Female elephants fill their mothers' social roles after a matriarch dies, making pachyderm networks resilient to the effects of poaching.
African elephants (Loxodonta africana) are organized in family groups of females, which are linked together to form 'bond' groups and loosely affiliated clans. Shifra Goldenberg at Colorado State University in Fort Collins and her team analysed the animals' female social networks in Kenyan reserves over 16 years. There was a roughly 70% turnover in adult females from poaching and natural causes, but the overall female-led social structure persisted.

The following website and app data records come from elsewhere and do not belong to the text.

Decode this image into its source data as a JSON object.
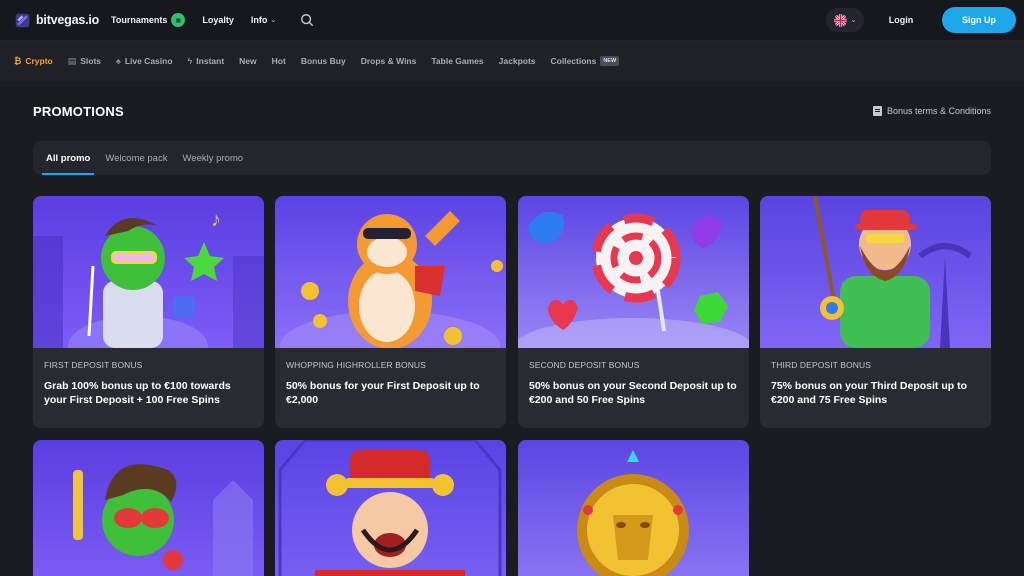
{
  "header": {
    "logo_text": "bitvegas.io",
    "nav": [
      {
        "label": "Tournaments"
      },
      {
        "label": "Loyalty"
      },
      {
        "label": "Info"
      }
    ],
    "login_label": "Login",
    "signup_label": "Sign Up"
  },
  "categories": [
    {
      "label": "Crypto",
      "icon": "bitcoin-icon",
      "active": true
    },
    {
      "label": "Slots",
      "icon": "slot-machine-icon"
    },
    {
      "label": "Live Casino",
      "icon": "spade-icon"
    },
    {
      "label": "Instant",
      "icon": "lightning-icon"
    },
    {
      "label": "New"
    },
    {
      "label": "Hot"
    },
    {
      "label": "Bonus Buy"
    },
    {
      "label": "Drops & Wins"
    },
    {
      "label": "Table Games"
    },
    {
      "label": "Jackpots"
    },
    {
      "label": "Collections",
      "badge": "NEW"
    }
  ],
  "main": {
    "title": "PROMOTIONS",
    "terms_label": "Bonus terms & Conditions",
    "tabs": [
      {
        "label": "All promo",
        "active": true
      },
      {
        "label": "Welcome pack"
      },
      {
        "label": "Weekly promo"
      }
    ]
  },
  "promos": [
    {
      "label": "FIRST DEPOSIT BONUS",
      "desc": "Grab 100% bonus up to €100 towards your First Deposit + 100 Free Spins"
    },
    {
      "label": "WHOPPING HIGHROLLER BONUS",
      "desc": "50% bonus for your First Deposit up to €2,000"
    },
    {
      "label": "SECOND DEPOSIT BONUS",
      "desc": "50% bonus on your Second Deposit up to €200 and 50 Free Spins"
    },
    {
      "label": "THIRD DEPOSIT BONUS",
      "desc": "75% bonus on your Third Deposit up to €200 and 75 Free Spins"
    }
  ],
  "colors": {
    "accent": "#1da6ea",
    "crypto": "#f6a623",
    "promo_bg": "#6e4cf0"
  }
}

The researchers found that daughters took up their mothers' positions in networks when mothers died, and emulated their patterns of contact with other elephants. This 'network resilience' is postulated by network theory but is rarely observed in nature, the authors say.
Curr. Biol. http://doi.org/97h (2015)